Action item: Extract all lines that hold "JSON" from the records below.

Data provided:
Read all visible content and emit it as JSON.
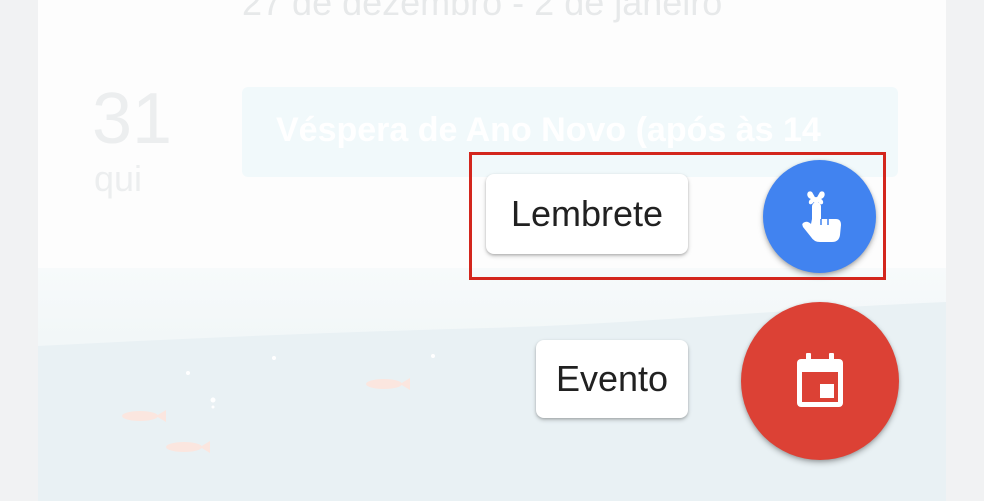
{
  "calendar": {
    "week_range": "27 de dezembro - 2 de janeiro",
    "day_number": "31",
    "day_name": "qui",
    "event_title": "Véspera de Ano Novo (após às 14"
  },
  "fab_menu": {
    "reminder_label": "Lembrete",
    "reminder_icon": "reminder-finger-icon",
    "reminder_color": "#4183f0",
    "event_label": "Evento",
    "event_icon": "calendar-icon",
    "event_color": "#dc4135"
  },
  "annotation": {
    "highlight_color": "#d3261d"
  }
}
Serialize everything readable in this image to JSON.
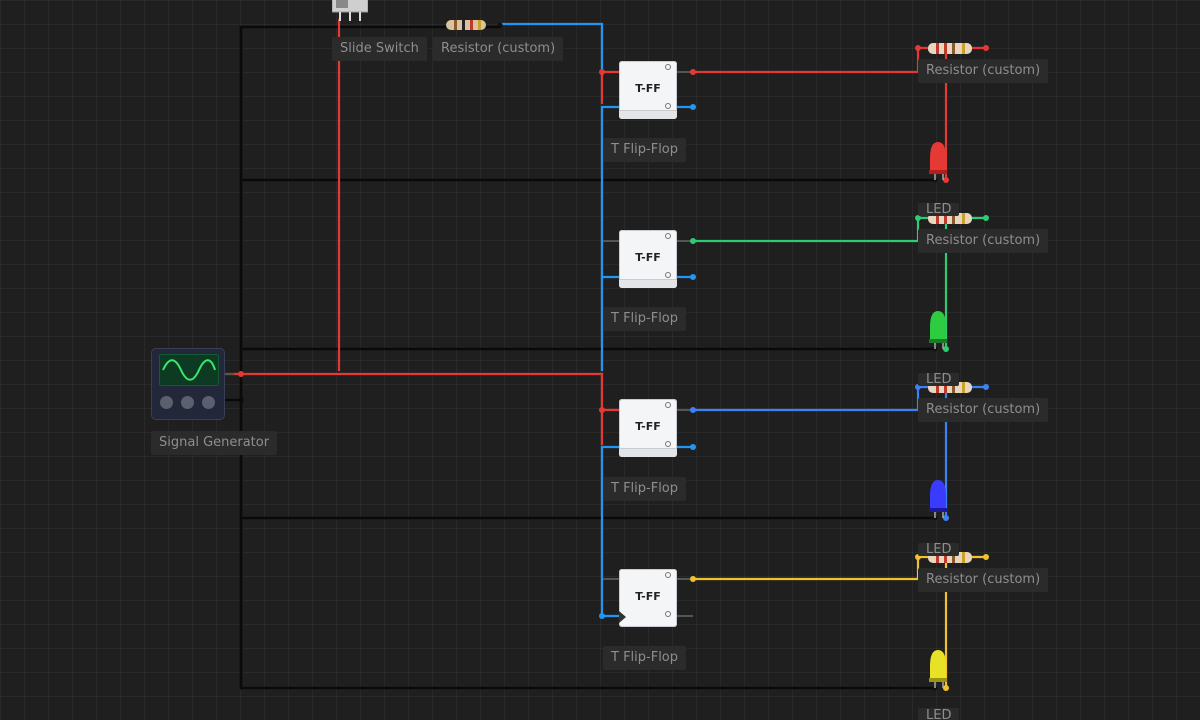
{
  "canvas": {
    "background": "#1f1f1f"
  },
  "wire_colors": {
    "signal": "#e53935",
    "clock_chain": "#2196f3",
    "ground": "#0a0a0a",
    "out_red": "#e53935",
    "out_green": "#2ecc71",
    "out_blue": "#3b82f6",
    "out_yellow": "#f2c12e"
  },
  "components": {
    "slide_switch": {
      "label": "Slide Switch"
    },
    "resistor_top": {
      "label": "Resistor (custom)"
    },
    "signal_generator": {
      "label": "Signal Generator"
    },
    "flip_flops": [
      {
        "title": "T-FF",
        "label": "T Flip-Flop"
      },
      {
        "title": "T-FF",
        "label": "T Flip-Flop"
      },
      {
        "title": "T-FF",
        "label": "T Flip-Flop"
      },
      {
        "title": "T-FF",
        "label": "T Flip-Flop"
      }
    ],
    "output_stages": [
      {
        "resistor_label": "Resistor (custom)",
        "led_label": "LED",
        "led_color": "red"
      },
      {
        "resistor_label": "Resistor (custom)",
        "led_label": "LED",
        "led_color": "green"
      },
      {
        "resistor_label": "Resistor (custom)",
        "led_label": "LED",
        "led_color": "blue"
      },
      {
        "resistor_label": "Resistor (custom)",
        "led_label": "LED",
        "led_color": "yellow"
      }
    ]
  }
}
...
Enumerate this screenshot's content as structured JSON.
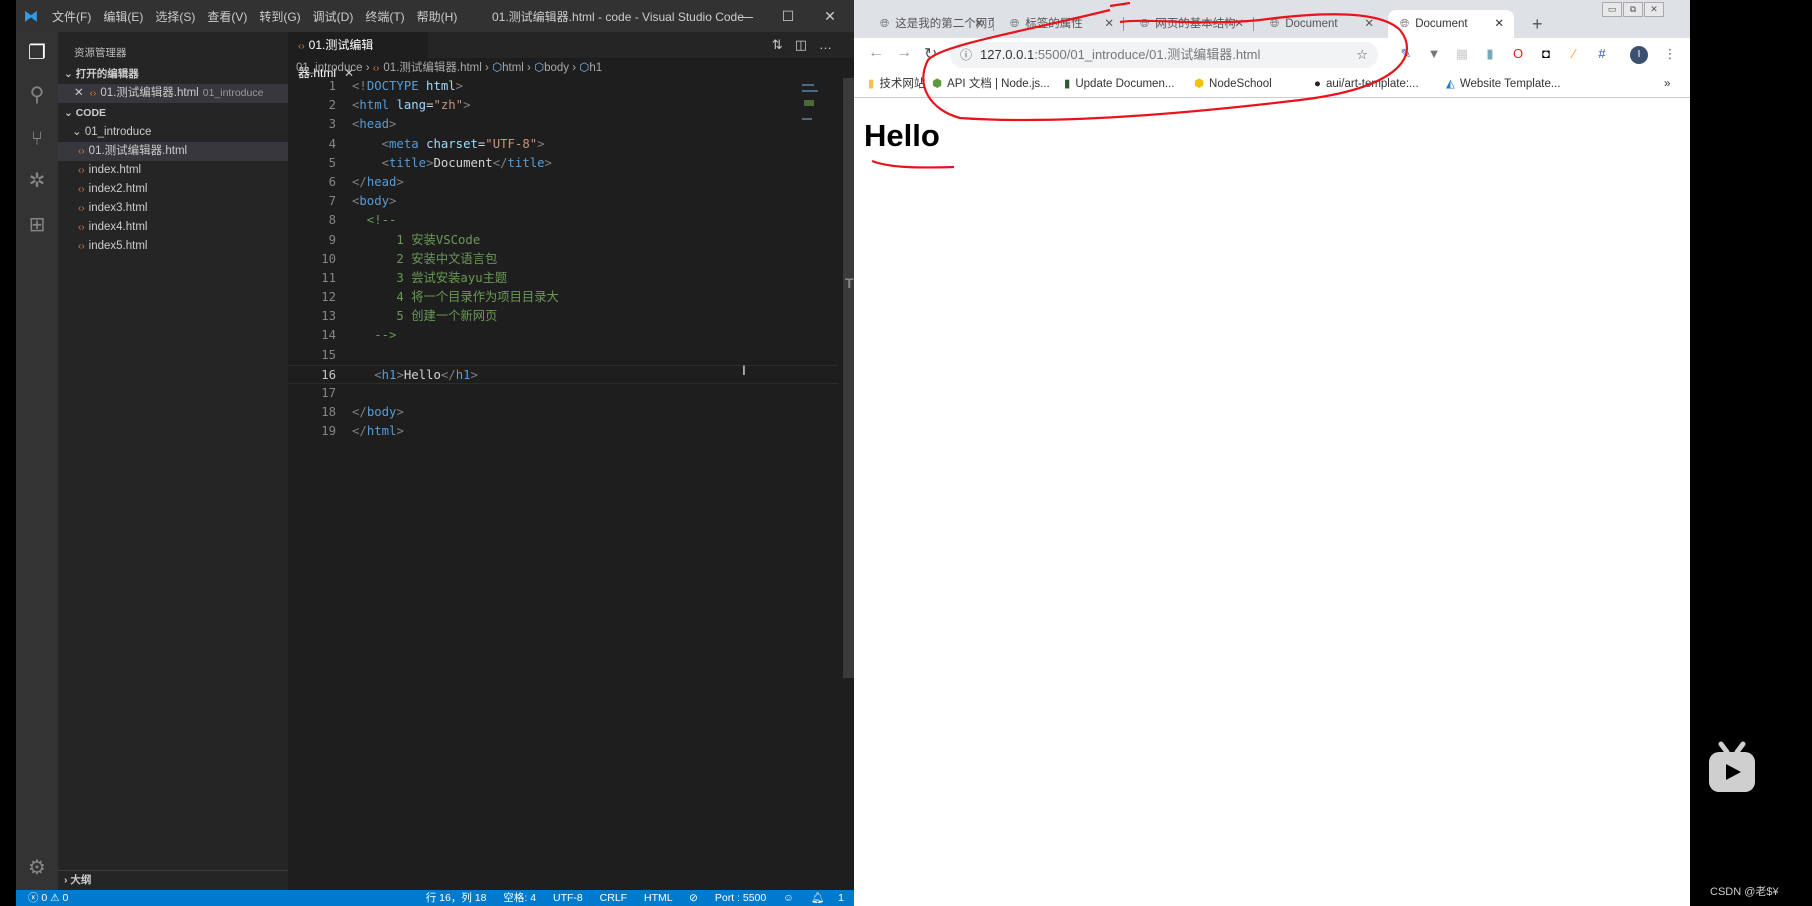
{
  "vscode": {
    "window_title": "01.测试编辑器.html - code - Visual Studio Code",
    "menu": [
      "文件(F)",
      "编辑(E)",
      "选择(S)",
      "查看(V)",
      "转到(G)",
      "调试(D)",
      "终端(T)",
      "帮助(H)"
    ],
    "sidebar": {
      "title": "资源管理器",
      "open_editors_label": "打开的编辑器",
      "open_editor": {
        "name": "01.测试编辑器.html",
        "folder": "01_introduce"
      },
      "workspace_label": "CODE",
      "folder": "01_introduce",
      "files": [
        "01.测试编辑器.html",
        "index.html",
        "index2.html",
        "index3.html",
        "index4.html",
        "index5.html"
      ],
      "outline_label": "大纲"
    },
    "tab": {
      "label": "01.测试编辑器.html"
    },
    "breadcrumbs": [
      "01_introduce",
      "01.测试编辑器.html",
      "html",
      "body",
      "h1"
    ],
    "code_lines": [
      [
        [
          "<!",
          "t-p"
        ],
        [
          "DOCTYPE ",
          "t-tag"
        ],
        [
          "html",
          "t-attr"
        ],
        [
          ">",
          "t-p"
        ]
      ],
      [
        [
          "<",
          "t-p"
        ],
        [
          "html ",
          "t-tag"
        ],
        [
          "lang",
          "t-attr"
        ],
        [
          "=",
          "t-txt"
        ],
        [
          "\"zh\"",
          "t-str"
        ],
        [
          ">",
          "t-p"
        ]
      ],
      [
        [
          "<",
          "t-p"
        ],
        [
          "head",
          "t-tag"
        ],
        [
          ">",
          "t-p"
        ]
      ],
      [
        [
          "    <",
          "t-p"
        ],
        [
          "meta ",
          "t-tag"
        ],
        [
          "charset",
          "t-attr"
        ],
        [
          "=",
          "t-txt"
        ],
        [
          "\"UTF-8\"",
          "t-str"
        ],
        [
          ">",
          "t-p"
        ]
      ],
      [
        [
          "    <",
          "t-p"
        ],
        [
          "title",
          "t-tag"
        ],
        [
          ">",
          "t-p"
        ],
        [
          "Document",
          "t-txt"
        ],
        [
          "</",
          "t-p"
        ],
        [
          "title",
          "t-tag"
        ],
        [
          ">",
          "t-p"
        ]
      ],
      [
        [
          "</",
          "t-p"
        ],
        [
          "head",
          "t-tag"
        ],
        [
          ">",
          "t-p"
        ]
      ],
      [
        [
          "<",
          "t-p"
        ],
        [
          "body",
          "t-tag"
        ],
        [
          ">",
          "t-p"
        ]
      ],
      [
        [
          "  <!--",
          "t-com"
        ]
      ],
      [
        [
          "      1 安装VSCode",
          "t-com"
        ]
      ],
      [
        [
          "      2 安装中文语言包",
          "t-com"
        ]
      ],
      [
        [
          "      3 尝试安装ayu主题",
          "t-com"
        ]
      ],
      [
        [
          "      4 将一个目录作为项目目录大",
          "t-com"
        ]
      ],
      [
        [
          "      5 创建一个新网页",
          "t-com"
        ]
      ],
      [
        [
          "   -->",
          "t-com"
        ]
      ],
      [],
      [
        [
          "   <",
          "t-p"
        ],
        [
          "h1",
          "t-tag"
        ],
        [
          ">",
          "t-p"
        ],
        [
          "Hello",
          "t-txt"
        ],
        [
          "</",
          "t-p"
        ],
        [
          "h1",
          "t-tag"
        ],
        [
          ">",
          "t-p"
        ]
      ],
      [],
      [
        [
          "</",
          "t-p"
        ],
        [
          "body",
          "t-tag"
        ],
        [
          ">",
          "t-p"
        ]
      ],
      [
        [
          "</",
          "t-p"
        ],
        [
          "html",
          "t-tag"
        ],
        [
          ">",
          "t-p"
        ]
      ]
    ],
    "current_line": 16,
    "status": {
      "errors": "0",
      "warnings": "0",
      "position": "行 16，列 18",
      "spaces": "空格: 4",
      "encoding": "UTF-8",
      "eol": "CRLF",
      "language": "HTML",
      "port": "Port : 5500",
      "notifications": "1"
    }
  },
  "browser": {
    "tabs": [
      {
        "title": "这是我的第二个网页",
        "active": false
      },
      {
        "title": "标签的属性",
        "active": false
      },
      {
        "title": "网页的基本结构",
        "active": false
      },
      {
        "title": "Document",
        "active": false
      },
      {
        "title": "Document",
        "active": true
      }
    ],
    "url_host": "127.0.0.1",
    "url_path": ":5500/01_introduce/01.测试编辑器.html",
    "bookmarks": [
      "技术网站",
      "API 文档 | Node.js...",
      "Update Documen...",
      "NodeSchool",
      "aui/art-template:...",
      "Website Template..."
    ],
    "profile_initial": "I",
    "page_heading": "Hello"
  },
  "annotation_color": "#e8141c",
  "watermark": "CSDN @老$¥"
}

Response area:
Read all visible content and emit it as JSON.
Serialize everything readable in this image to JSON.
Enumerate this screenshot's content as structured JSON.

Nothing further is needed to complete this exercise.